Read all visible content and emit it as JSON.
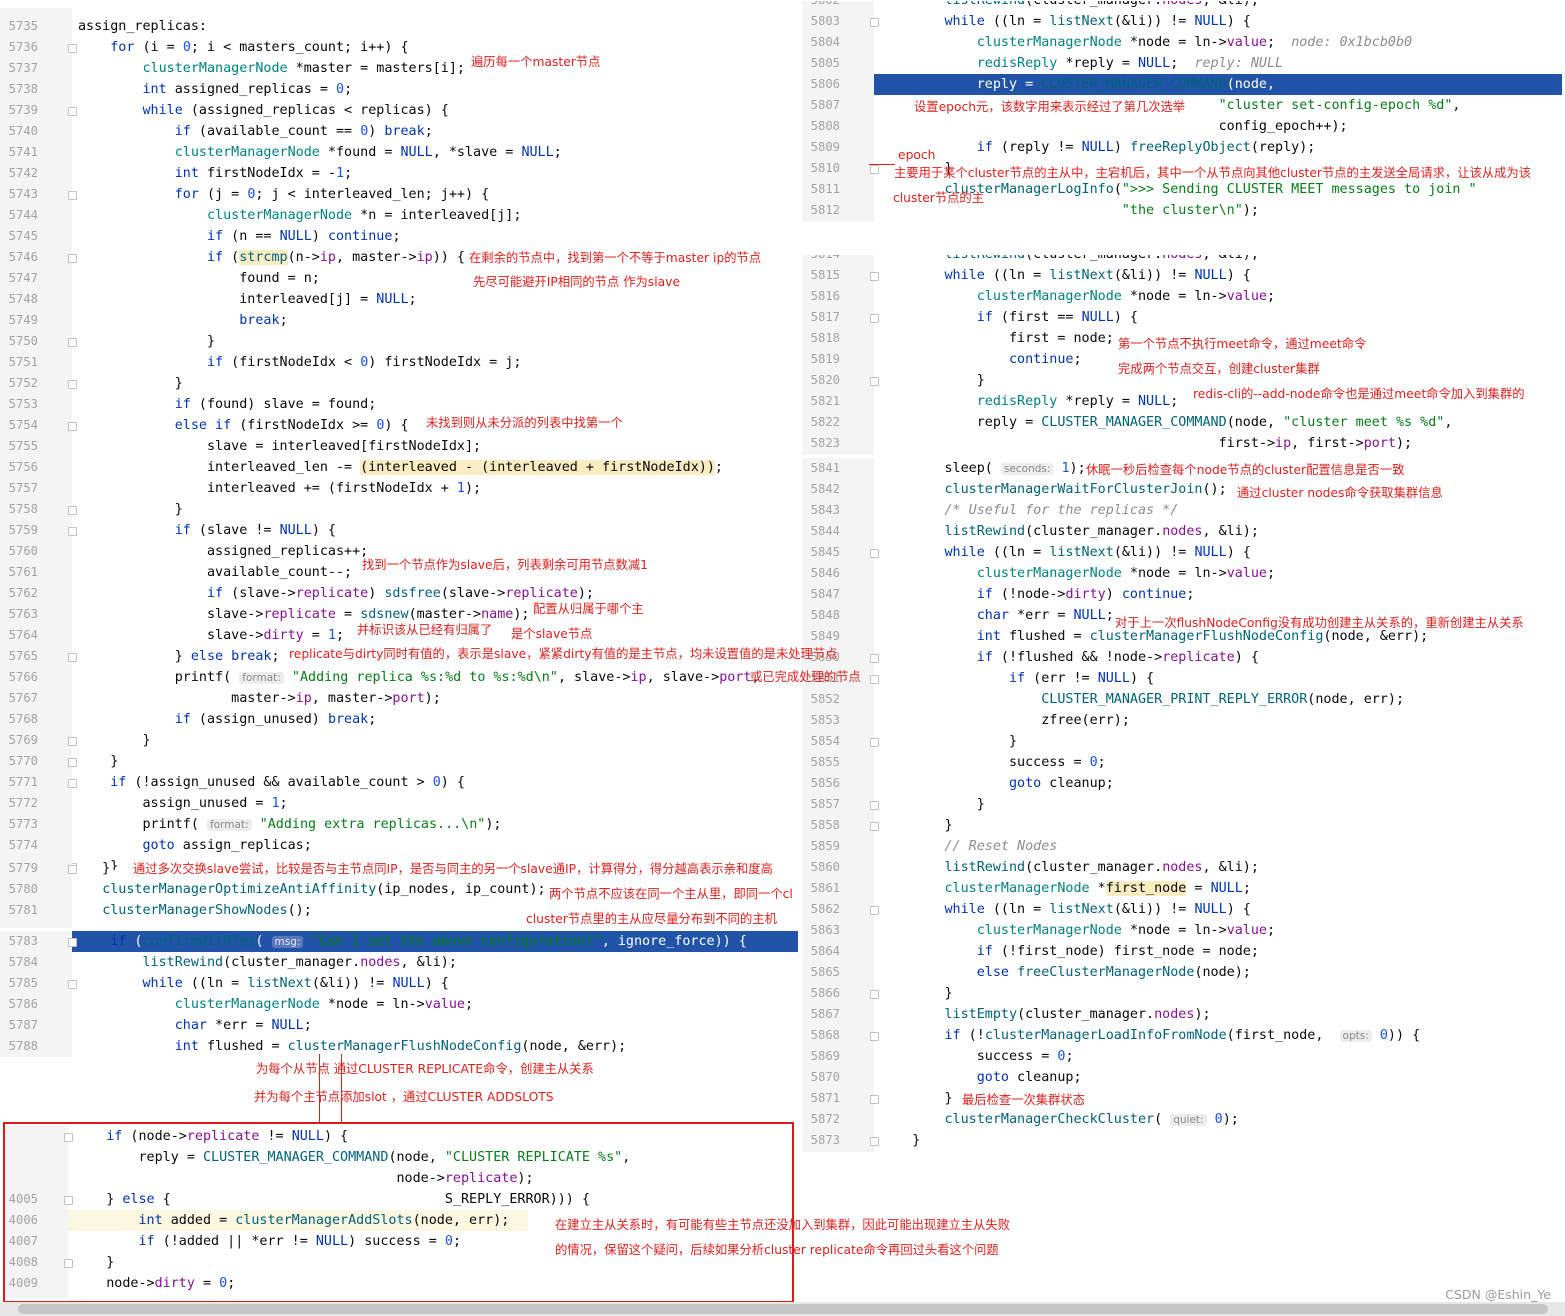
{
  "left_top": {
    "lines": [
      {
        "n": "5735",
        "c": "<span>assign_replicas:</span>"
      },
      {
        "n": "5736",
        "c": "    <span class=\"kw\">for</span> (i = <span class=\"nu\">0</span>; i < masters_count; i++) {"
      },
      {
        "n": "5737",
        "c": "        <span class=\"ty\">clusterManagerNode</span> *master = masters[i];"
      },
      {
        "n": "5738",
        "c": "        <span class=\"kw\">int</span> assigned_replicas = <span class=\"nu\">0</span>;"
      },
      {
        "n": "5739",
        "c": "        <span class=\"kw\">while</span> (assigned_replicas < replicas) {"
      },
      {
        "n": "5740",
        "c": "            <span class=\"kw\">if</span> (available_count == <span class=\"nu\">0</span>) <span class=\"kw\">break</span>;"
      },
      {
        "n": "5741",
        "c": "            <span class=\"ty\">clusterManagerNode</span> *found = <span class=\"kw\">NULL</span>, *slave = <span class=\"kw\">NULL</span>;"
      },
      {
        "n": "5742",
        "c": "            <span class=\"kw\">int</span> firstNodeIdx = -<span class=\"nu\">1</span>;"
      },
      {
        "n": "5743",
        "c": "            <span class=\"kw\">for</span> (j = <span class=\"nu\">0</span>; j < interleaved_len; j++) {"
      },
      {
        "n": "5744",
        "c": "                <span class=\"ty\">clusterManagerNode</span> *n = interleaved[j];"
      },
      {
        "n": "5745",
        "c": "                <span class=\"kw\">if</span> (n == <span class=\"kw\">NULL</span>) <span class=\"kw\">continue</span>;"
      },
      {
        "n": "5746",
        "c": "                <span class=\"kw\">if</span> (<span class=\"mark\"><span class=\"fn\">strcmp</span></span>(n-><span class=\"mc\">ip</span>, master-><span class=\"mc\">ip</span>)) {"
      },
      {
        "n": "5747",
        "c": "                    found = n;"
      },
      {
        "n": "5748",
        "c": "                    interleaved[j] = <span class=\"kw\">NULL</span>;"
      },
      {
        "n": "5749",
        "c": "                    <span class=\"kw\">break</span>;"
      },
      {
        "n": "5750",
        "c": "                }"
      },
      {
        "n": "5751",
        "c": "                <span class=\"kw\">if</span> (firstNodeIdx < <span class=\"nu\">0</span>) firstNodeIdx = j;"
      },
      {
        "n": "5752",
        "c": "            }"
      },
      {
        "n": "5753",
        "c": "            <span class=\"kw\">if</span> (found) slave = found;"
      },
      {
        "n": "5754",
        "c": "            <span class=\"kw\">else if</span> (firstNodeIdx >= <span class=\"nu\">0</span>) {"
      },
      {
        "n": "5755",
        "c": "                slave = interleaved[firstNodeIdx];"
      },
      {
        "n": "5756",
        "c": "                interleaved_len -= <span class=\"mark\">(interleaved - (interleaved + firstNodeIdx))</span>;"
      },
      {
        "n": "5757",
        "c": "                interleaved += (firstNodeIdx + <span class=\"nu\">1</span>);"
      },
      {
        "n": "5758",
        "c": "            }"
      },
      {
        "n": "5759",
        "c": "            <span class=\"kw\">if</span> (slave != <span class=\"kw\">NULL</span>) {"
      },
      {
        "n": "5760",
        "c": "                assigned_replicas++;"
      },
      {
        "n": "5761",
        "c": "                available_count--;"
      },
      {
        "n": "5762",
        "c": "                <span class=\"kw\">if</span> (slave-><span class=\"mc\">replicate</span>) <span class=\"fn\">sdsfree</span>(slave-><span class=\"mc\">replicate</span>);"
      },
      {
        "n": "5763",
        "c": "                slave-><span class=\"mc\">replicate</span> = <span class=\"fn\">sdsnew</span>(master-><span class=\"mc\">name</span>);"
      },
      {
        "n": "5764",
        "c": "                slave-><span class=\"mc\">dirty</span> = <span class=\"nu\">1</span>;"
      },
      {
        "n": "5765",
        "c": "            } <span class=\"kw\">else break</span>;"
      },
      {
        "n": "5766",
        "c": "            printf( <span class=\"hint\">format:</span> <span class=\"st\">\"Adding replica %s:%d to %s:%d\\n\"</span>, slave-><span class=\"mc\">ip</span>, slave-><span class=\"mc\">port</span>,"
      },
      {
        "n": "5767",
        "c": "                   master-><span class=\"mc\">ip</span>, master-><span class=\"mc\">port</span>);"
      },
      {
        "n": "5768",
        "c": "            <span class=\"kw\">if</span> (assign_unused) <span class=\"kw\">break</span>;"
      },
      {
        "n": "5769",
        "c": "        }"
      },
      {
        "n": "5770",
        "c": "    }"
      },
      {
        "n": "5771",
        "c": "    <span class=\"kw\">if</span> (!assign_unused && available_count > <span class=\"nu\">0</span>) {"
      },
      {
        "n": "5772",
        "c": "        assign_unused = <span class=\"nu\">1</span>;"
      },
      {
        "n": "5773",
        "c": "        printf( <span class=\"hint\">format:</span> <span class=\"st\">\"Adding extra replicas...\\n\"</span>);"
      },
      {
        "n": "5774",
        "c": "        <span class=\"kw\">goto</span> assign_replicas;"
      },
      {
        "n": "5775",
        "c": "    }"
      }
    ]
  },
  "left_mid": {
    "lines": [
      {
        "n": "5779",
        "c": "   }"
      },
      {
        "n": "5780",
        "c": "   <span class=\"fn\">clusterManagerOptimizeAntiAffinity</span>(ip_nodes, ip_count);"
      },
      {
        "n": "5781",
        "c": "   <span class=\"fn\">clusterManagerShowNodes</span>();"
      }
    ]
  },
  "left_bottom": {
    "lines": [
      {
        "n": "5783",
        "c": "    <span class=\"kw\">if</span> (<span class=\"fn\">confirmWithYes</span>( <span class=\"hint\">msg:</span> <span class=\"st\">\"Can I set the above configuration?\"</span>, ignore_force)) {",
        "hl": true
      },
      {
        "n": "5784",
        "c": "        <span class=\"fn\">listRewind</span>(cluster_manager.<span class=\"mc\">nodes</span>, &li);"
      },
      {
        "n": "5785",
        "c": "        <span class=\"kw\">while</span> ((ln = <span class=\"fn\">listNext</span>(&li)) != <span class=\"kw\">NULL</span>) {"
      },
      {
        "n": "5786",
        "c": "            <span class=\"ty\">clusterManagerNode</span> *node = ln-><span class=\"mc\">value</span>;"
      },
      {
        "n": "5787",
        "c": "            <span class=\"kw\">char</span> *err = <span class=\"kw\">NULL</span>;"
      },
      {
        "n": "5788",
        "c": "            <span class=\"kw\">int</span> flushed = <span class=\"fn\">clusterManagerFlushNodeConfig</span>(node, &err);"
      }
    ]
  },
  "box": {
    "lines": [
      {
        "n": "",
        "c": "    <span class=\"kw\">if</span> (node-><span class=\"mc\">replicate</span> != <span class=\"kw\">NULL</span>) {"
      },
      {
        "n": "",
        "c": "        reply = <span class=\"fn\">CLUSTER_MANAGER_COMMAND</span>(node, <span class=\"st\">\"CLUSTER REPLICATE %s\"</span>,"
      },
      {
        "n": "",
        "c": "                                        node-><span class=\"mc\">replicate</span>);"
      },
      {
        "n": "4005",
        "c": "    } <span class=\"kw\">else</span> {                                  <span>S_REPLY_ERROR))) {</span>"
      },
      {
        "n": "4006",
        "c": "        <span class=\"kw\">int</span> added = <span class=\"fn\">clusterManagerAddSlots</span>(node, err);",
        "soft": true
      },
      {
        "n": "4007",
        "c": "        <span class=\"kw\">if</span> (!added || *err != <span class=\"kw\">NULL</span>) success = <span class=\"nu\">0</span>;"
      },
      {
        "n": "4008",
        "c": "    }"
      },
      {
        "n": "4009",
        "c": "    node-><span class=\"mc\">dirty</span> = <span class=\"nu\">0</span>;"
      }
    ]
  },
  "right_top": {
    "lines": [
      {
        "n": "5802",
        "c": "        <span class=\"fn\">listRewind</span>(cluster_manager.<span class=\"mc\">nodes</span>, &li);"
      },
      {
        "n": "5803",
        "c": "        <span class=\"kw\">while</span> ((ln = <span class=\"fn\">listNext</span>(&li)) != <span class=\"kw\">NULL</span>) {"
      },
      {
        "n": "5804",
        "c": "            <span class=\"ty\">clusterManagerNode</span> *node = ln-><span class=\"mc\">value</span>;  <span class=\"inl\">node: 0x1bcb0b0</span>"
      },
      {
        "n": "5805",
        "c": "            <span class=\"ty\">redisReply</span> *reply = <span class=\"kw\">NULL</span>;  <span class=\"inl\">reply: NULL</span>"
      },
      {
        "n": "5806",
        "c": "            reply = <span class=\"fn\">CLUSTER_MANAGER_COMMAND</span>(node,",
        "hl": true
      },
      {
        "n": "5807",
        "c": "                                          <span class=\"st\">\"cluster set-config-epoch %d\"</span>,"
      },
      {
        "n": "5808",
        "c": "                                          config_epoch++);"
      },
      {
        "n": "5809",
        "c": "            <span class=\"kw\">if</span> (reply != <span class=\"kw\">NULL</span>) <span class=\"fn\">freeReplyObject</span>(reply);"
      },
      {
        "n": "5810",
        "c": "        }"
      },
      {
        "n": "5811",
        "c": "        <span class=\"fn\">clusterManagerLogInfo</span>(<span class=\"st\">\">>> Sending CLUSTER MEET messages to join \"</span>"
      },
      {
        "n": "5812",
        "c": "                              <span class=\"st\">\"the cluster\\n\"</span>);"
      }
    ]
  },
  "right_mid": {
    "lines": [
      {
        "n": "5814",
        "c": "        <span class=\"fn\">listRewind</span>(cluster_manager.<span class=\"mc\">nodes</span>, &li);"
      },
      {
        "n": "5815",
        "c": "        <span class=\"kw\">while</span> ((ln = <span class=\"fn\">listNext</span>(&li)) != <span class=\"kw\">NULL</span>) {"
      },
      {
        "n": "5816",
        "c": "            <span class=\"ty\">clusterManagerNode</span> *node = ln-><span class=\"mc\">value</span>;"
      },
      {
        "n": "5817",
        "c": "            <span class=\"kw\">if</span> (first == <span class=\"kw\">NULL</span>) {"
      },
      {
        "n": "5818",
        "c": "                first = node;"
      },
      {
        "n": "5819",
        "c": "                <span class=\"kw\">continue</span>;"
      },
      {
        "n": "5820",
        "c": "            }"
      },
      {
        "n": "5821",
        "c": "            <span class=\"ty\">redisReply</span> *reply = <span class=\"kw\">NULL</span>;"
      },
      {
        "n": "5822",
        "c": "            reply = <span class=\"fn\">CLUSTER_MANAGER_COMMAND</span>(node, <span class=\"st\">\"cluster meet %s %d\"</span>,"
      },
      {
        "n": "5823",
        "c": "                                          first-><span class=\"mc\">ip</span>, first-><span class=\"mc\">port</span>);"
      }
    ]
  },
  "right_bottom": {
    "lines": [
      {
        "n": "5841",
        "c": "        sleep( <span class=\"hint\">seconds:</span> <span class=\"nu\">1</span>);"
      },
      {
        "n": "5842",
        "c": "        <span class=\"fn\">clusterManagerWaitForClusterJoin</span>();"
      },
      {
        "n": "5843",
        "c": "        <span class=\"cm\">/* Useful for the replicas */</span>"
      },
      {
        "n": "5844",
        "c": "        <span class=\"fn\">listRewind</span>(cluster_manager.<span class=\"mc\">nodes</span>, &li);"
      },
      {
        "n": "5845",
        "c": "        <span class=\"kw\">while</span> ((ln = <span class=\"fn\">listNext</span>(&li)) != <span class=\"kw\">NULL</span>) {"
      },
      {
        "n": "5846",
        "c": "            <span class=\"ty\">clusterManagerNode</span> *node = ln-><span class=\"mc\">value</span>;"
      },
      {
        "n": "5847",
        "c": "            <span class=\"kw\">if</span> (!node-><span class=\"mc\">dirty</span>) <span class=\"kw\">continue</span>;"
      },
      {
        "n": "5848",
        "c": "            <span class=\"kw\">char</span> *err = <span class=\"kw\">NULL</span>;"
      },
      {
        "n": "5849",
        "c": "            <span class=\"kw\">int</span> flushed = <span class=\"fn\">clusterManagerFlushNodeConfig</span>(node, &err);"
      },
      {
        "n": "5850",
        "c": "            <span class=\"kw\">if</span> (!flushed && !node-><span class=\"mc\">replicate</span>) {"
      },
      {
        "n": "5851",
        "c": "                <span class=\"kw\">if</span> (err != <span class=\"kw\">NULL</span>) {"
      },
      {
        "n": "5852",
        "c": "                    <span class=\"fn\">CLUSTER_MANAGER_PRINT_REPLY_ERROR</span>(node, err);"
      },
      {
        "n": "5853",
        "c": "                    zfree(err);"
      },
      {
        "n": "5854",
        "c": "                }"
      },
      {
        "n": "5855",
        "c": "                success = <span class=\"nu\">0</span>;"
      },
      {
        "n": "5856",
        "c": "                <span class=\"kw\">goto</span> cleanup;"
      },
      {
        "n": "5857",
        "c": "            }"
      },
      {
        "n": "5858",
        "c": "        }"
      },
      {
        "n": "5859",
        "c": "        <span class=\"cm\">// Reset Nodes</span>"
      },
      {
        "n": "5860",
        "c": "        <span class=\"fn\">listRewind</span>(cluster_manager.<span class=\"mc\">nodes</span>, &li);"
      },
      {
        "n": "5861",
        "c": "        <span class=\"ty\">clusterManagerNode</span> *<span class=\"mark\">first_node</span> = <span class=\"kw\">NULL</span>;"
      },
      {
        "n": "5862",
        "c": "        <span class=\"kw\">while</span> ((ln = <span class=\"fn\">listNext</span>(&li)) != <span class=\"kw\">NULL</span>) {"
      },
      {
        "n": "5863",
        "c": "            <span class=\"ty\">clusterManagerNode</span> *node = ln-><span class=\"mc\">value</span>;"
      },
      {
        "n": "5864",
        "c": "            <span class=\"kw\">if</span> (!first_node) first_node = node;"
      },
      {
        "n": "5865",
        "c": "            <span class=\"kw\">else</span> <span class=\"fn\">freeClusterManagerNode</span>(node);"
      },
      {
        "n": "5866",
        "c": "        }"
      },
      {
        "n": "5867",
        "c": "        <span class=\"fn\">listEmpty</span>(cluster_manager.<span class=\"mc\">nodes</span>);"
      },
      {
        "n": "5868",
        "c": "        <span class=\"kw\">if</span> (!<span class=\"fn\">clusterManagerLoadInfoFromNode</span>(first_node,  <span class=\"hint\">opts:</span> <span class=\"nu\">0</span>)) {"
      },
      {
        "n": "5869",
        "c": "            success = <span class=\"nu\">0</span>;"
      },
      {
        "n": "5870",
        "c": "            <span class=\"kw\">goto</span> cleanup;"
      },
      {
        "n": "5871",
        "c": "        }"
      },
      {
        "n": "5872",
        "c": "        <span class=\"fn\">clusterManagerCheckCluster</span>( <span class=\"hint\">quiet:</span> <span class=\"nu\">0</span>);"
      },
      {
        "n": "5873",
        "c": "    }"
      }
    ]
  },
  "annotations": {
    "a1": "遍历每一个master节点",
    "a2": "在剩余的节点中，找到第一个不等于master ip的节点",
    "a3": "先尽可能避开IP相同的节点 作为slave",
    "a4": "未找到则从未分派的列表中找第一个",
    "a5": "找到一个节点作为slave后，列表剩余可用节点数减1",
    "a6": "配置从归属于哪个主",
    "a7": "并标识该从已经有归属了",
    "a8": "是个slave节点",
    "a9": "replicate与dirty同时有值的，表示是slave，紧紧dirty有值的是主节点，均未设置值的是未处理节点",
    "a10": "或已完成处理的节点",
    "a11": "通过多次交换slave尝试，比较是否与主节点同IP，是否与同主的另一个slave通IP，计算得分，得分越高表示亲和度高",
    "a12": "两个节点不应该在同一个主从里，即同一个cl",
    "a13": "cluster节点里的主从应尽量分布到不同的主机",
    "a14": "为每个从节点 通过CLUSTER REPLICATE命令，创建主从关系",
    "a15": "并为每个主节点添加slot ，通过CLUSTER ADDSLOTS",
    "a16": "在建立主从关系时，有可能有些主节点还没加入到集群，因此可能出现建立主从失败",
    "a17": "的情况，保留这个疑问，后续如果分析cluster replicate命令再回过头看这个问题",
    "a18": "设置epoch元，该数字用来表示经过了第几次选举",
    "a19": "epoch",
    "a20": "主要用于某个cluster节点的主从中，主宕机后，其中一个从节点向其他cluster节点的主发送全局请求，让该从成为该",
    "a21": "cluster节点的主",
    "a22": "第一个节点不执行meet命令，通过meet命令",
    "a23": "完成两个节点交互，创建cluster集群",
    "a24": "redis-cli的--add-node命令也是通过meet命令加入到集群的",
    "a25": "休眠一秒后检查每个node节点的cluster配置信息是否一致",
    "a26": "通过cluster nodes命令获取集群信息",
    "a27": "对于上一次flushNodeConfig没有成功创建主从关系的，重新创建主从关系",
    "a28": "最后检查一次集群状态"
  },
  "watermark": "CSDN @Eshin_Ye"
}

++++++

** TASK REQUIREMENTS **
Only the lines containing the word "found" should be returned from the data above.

** RESPONSE TO THIS TASK **
        "c": "            <span class=\"ty\">clusterManagerNode</span> *found = <span class=\"kw\">NULL</span>, *slave = <span class=\"kw\">NULL</span>;"
        "c": "                    found = n;"
        "c": "            <span class=\"kw\">if</span> (found) slave = found;"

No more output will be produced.